• What to do
Copy each line from the data that has the word "JSON" in it.

Entries taken from a collection:
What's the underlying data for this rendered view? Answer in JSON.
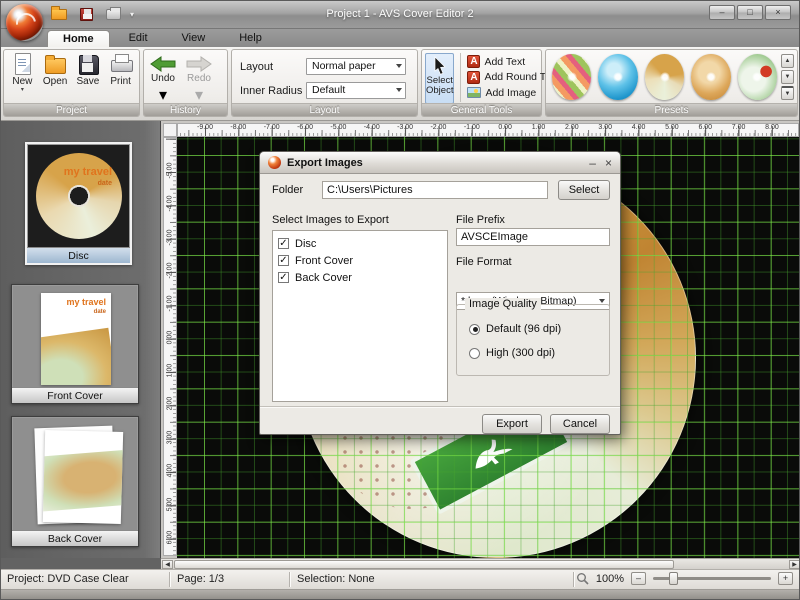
{
  "window": {
    "title": "Project 1 - AVS Cover Editor 2"
  },
  "menu": {
    "tabs": [
      {
        "label": "Home",
        "active": true
      },
      {
        "label": "Edit",
        "active": false
      },
      {
        "label": "View",
        "active": false
      },
      {
        "label": "Help",
        "active": false
      }
    ]
  },
  "ribbon": {
    "project": {
      "label": "Project",
      "buttons": [
        "New",
        "Open",
        "Save",
        "Print"
      ]
    },
    "history": {
      "label": "History",
      "undo": "Undo",
      "redo": "Redo"
    },
    "layout": {
      "label": "Layout",
      "rows": [
        {
          "label": "Layout",
          "value": "Normal paper"
        },
        {
          "label": "Inner Radius",
          "value": "Default"
        }
      ]
    },
    "tools": {
      "label": "General Tools",
      "select_object": "Select Object",
      "items": [
        "Add Text",
        "Add Round Text",
        "Add Image"
      ]
    },
    "presets": {
      "label": "Presets",
      "items": [
        "preset-disc-1",
        "preset-disc-2",
        "preset-disc-3",
        "preset-disc-4",
        "preset-disc-5"
      ]
    }
  },
  "sidebar": {
    "thumbnails": [
      {
        "label": "Disc",
        "selected": true
      },
      {
        "label": "Front Cover",
        "selected": false
      },
      {
        "label": "Back Cover",
        "selected": false
      }
    ],
    "artwork": {
      "title": "my travel",
      "subtitle": "date"
    }
  },
  "canvas": {
    "h_ruler": [
      "-9.00",
      "-8.00",
      "-7.00",
      "-6.00",
      "-5.00",
      "-4.00",
      "-3.00",
      "-2.00",
      "-1.00",
      "0.00",
      "1.00",
      "2.00",
      "3.00",
      "4.00",
      "5.00",
      "6.00",
      "7.00",
      "8.00"
    ],
    "v_ruler": [
      "-5.00",
      "-4.00",
      "-3.00",
      "-2.00",
      "-1.00",
      "0.00",
      "1.00",
      "2.00",
      "3.00",
      "4.00",
      "5.00",
      "6.00"
    ],
    "grid_color": "#46a52d",
    "background": "#0a0b09"
  },
  "dialog": {
    "title": "Export Images",
    "folder_label": "Folder",
    "folder_value": "C:\\Users\\Pictures",
    "select_button": "Select",
    "list_label": "Select Images to Export",
    "items": [
      {
        "label": "Disc",
        "checked": true
      },
      {
        "label": "Front Cover",
        "checked": true
      },
      {
        "label": "Back Cover",
        "checked": true
      }
    ],
    "file_prefix_label": "File Prefix",
    "file_prefix_value": "AVSCEImage",
    "file_format_label": "File Format",
    "file_format_value": "*.bmp (Windows Bitmap)",
    "quality": {
      "label": "Image Quality",
      "options": [
        {
          "label": "Default (96 dpi)",
          "selected": true
        },
        {
          "label": "High (300 dpi)",
          "selected": false
        }
      ]
    },
    "export_button": "Export",
    "cancel_button": "Cancel"
  },
  "statusbar": {
    "project": "Project: DVD Case Clear",
    "page": "Page: 1/3",
    "selection": "Selection: None",
    "zoom": "100%"
  }
}
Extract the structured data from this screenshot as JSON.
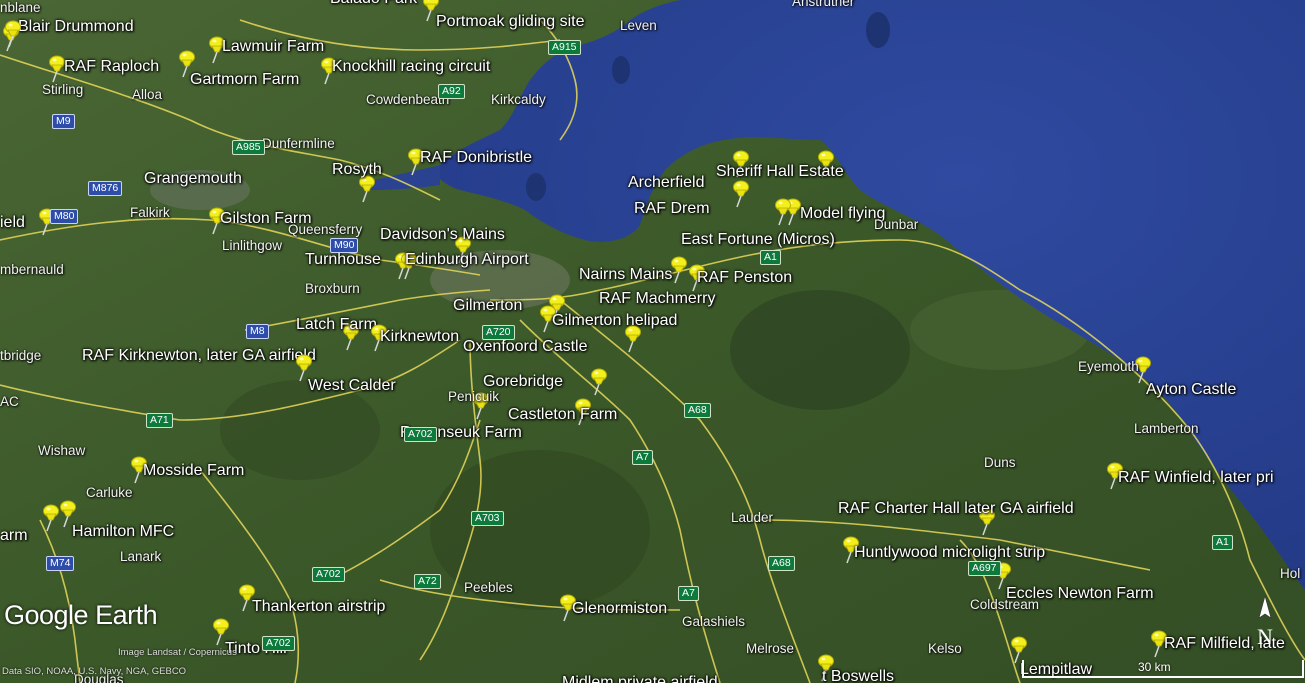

• Problem solution
What's the underlying data for this rendered view? Answer in JSON.
Extract the structured data from this screenshot as JSON.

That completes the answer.